Turns out there's no actual obligation to hold hands as you walk around Le Meridien Bora Bora. That was a relief: arriving, as marriage lifers, at a place associated with young love, we were afraid of imposter syndrome; but I'm pleased to report that's not the case. In fact, the only disadvantage to being long in the tooth at this luxury resort is that you can get a lot of coconut stuck in there.
In every other respect, however, the resort, and the whole island, are totally predictable and awash with cliches. They start even before you arrive: like "breath-taking". On the approach by air from Tahiti Nui, I watched as the reef came into view, then the lagoon, then the green of the central island — and then, quite literally, gasped in astonishment as the skyline went suddenly vertical with the appearance of Mt Otemanu, a dramatic 727m volcanic peak.
It's also hard to bite back the phrase "tropical paradise" when you land at an airport situated on a tiny motu surrounded by luminous turquoise sea flitting with colourful fish.
Having to take a boat to our hotel? And then a golf cart along a lengthy pontoon to our accommodation? Talk about corny. Naturally, it was an over-water bungalow. Thatched roof, big bed draped with mosquito net curtains, glass floor panels, spiral staircase from the deck down to the warm waters of the shallow lagoon: no cliche left behind.
The thing about such stereotypical features is, of course, that they're there precisely because they work so well and are so very, very enjoyable. Omit a single one, and I'd have felt truly miffed.

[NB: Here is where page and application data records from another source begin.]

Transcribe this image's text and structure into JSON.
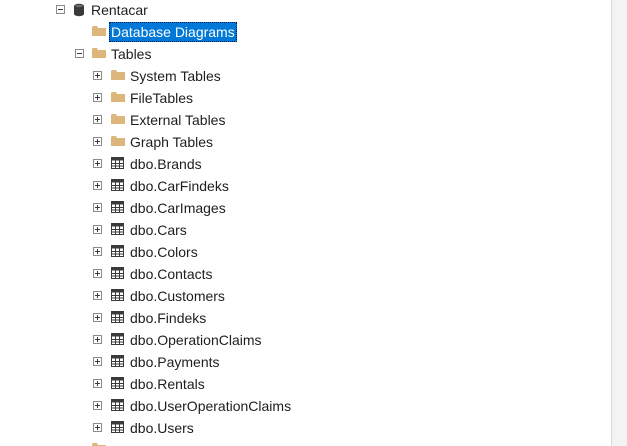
{
  "tree": {
    "root": {
      "label": "Rentacar",
      "icon": "database-icon"
    },
    "db_diagrams": {
      "label": "Database Diagrams",
      "icon": "folder-icon",
      "selected": true
    },
    "tables": {
      "label": "Tables",
      "icon": "folder-icon"
    },
    "system_folders": [
      {
        "label": "System Tables",
        "icon": "folder-icon"
      },
      {
        "label": "FileTables",
        "icon": "folder-icon"
      },
      {
        "label": "External Tables",
        "icon": "folder-icon"
      },
      {
        "label": "Graph Tables",
        "icon": "folder-icon"
      }
    ],
    "table_items": [
      {
        "label": "dbo.Brands",
        "icon": "table-icon"
      },
      {
        "label": "dbo.CarFindeks",
        "icon": "table-icon"
      },
      {
        "label": "dbo.CarImages",
        "icon": "table-icon"
      },
      {
        "label": "dbo.Cars",
        "icon": "table-icon"
      },
      {
        "label": "dbo.Colors",
        "icon": "table-icon"
      },
      {
        "label": "dbo.Contacts",
        "icon": "table-icon"
      },
      {
        "label": "dbo.Customers",
        "icon": "table-icon"
      },
      {
        "label": "dbo.Findeks",
        "icon": "table-icon"
      },
      {
        "label": "dbo.OperationClaims",
        "icon": "table-icon"
      },
      {
        "label": "dbo.Payments",
        "icon": "table-icon"
      },
      {
        "label": "dbo.Rentals",
        "icon": "table-icon"
      },
      {
        "label": "dbo.UserOperationClaims",
        "icon": "table-icon"
      },
      {
        "label": "dbo.Users",
        "icon": "table-icon"
      }
    ]
  },
  "colors": {
    "selection": "#0078d7",
    "folder": "#dcb67a",
    "text": "#1e1e1e"
  }
}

Deprivation is not, fortunately, a Meridien thing: ask the couple celebrating a special occasion with a torch-lit dinner on the beach and their own personal musician perched on a stool nearby. Or the delighted woman swimming alongside a recuperating green turtle in the resort's rehabilitation sanctuary. Or even us, effortlessly fitted at the last minute on to the boat attending the final stage of the Hawaiki Nui Va'a race, and afterwards transported by conjured-from-nowhere jetski to join our pre-scheduled 4WD island tour.
Sharing the ride around the island's 32km of ring road with an American couple — with some detours up precipitous crumbling roads for impressive views — we did however feel a bit like gooseberries.
"We owe this all to the GIs," said the guide unctuously, gesturing at the busy commercial wharf, the airport runway, the road itself, eight rust-red cannons pointing incongruously out over a postcard tropical paradise; and referencing too much local DNA. The Americans accepted the gratitude smugly; but paid their dues by being the only ones to get their wallets out during the obligatory craft workshop visit.
Having now been over, on and in that astonishing lagoon, it was time to complete the set by going under it too. And if that wasn't enough, to do it in the company of sharks. First on this day trip, though, came the rays: officially stingrays, their barbs had been removed — a painless procedure, I was assured, like removing a rose thorn — so they were no more threatening than the old rubber squeegees they felt like. There was still plenty of shrieking, however: having a metre-wide ray slither up your body will do that every time.
The second stop was like leaping into an aquarium, so crowded was the water with fish of all sizes, colours and patterns, and snorkelling through them was a sheer delight. Outside the reef, however, at the shark swim, there was no forgetting that these were proper sharks. Admittedly inoffensive black-tipped reef sharks, still they were everywhere; and below them, cruising sinisterly on the bottom, were much larger lemon sharks, well over 3m long. "Not thought to be a large threat to humans," Wikipedia informed me later, less than reassuringly.
The only eating that happened, happily, was on a tiny motu where we did our best with a generous buffet of poisson cru, and barbecued beef and lamb from New Zealand, among other deliciousness. There was entertainment with coconuts and the tying of pareus, leaving us all in the mood to relax and enjoy the cruise back while cheerful guide Mana sang and played the ukulele, steering the boat with his bare feet.
All that was needed to cap off a perfect day was to sit by the infinity pool, clinking drink in hand, and watch as the sun dropped behind Otemanu, its silhouette even more imposing than its daytime incarnation. Subtle lighting came on, there were seductive smells drifting from the lagoon-side restaurant where tiny mullet cruised in the clear water, and the friendly staff were looking forward to their dance display afterwards.
Best of all, though? Lying in bed listening to the rustle of thatch above and the lapping of water beneath. Nothing original there.
Getting there: Air Tahiti Nui flies 3 times weekly from Auckland to Papeete and also flies from Papeete to Bora Bora.
Staying there: Le Meridien has over-water and beach-front bungalows
Further information: See tahiti-tourisme.com.au.